    “It’s exactly a year since you delivered him, Julian,” explained Ziggy’s owner, holding her mug of prosecco in the air. I have to admit, I hadn’t remembered exactly the details, but fortunately she jogged my memory.

    “His mum was struggling to give birth. She’d had four or five pups during the day –Charlie, Humphrey, Freddie and Booboo – but Ziggy was stuck. Mum was exhausted and her contractions had fizzled out. Anne had been dealing with it, but she had to go for her Covid jab and you were drafted in at the last minute to do an emergency Caesarean. If it wasn’t for you he wouldn’t be here. He wouldn’t be celebrating his first birthday!”

    Now I remembered! I’d rushed back from Sandbeck as evening surgery was coming to a close to help out. It was back in the first few months of our Thirsk practice being open. A time when everything was a blur. Like a supercharged sports car, the practice had gone from nought to sixty in about as many days. Every day was hectic as new clients and old faces flooded in.

    At the time, I felt that we were all riding the wave with composure, but evidently some of it disappeared from my memory in the whirl. A lot has changed in a year.

    Thirsk Veterinary Centre feels like a long-established practice, with fabulous clients and pets and ops lists replete with all manner of investigations and treatments. We have a cohort of lovely staff who feel like family and have helped to train two veterinary nurses.

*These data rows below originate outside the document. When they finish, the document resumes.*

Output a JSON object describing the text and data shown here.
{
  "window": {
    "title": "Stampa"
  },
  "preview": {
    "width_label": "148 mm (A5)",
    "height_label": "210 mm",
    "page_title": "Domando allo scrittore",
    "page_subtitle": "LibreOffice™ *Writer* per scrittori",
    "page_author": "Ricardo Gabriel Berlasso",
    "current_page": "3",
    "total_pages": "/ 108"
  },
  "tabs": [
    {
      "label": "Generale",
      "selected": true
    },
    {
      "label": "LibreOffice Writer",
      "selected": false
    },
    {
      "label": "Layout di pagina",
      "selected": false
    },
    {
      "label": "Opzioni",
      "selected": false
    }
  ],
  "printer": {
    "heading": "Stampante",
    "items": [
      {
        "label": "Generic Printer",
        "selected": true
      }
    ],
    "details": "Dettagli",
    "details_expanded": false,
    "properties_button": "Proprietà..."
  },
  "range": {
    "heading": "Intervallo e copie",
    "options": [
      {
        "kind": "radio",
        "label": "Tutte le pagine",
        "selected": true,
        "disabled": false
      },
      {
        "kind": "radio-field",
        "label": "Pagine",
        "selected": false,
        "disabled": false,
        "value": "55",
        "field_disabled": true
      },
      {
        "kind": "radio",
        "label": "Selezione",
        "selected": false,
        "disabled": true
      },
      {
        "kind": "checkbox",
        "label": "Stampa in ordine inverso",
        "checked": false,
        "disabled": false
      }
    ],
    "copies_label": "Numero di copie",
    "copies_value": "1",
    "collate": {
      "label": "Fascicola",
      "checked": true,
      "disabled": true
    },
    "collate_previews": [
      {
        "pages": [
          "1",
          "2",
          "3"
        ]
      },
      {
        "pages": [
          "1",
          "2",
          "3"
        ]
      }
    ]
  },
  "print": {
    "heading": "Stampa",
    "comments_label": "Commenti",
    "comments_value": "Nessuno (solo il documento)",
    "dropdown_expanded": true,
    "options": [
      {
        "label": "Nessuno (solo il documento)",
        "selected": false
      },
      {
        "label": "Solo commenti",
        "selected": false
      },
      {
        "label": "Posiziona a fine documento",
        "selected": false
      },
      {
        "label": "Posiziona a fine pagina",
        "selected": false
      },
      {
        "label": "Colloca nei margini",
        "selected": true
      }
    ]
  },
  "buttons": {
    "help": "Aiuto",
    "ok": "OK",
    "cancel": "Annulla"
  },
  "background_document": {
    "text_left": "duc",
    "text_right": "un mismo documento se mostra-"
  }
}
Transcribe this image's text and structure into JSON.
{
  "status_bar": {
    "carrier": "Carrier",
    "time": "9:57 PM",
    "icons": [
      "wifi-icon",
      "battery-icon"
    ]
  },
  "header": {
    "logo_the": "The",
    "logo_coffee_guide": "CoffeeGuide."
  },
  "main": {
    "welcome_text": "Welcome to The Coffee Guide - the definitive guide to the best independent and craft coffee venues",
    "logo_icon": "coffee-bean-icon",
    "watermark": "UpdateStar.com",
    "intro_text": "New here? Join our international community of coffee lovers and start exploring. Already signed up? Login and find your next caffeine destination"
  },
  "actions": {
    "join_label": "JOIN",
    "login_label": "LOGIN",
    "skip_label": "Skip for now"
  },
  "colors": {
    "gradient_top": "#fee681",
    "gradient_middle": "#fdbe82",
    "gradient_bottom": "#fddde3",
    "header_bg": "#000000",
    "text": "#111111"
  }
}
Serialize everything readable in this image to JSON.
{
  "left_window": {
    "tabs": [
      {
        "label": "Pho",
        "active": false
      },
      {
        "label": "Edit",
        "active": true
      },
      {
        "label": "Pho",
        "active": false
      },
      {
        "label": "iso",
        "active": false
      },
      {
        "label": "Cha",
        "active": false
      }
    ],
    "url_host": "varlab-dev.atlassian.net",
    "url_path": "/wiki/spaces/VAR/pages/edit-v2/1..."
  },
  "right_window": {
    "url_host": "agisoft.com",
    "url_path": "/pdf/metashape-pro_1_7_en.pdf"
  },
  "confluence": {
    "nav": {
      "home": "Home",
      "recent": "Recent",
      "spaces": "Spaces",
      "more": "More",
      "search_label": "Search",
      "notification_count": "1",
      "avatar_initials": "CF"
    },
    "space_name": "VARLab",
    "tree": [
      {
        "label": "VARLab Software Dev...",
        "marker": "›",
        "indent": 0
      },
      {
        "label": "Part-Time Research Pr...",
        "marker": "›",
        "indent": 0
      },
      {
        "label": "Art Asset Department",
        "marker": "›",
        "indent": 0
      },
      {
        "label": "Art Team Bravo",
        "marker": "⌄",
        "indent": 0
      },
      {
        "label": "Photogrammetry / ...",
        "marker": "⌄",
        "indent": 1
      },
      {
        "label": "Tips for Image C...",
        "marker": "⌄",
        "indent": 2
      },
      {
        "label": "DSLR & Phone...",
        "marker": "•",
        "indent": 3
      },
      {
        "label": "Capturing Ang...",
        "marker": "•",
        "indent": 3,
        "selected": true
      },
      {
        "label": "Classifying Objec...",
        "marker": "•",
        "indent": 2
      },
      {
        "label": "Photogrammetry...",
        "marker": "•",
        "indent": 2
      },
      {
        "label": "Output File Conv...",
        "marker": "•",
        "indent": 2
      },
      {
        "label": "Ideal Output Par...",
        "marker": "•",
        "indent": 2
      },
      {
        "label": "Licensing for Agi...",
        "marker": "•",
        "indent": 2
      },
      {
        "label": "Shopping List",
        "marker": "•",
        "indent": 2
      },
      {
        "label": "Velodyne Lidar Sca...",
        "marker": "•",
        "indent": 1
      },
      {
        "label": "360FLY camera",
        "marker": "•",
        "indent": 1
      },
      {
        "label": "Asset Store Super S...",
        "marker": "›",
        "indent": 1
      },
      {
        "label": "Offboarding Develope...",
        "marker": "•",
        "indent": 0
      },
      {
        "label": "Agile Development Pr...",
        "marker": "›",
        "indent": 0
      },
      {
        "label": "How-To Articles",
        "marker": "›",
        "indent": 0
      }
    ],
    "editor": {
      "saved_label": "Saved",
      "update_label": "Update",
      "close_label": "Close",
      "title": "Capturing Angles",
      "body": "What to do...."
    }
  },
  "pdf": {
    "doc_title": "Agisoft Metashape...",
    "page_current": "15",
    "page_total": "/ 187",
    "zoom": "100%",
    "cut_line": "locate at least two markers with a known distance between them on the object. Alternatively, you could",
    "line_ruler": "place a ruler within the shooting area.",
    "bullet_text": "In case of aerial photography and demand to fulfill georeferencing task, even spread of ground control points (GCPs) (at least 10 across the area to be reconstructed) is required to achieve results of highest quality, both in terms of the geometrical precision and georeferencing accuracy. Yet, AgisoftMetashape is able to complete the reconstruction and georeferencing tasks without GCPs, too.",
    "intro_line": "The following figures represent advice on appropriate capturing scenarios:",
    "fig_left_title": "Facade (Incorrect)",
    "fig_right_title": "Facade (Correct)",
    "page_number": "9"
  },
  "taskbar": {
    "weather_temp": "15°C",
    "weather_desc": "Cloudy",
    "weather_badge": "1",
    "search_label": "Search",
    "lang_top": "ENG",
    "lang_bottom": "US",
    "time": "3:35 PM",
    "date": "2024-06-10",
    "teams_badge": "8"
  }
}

    We’ve saved lives and brought new life to the world. One of whom was standing right in front of me, polishing off the final morsels of dog cake until there was just an inedible candle left.